Work instructions -> Every record must be copied exactly, except that pictures are dropped.
*** Entries supplied Section Begins ***
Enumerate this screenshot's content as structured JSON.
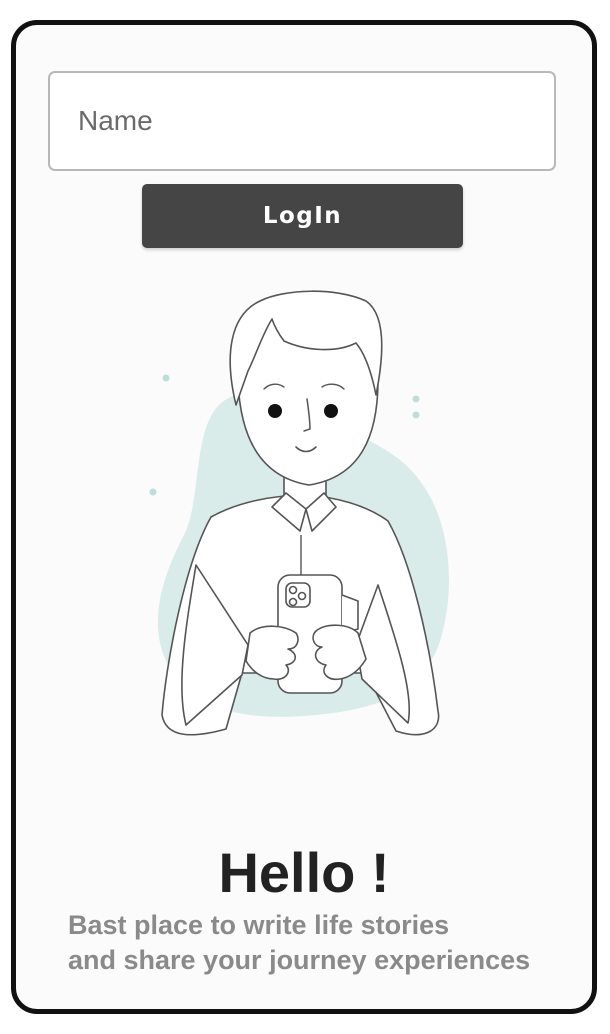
{
  "login": {
    "name_placeholder": "Name",
    "name_value": "",
    "login_label": "LogIn"
  },
  "greeting": {
    "title": "Hello  !",
    "subtitle_line1": "Bast place to write life stories",
    "subtitle_line2": "and share your journey experiences"
  },
  "illustration": {
    "subject": "person-holding-phone-illustration"
  },
  "colors": {
    "frame_border": "#111111",
    "button_bg": "#454545",
    "button_text": "#ffffff",
    "title_text": "#222222",
    "subtitle_text": "#8a8a8a",
    "blob": "#d9ecea"
  }
}
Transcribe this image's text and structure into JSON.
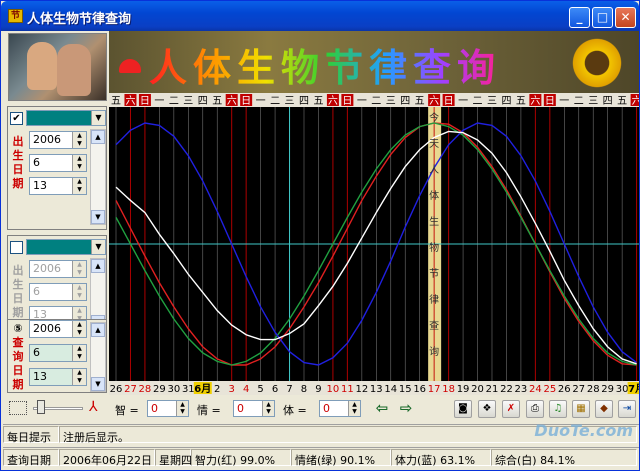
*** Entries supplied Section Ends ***
Your response ->
Enumerate this screenshot's content as structured JSON.
{
  "login": {
    "name_placeholder": "Name",
    "name_value": "",
    "login_label": "LogIn"
  },
  "greeting": {
    "title": "Hello  !",
    "subtitle_line1": "Bast place to write life stories",
    "subtitle_line2": "and share your journey experiences"
  },
  "illustration": {
    "subject": "person-holding-phone-illustration"
  },
  "colors": {
    "frame_border": "#111111",
    "button_bg": "#454545",
    "button_text": "#ffffff",
    "title_text": "#222222",
    "subtitle_text": "#8a8a8a",
    "blob": "#d9ecea"
  }
}
Transcribe this image's text and structure into JSON.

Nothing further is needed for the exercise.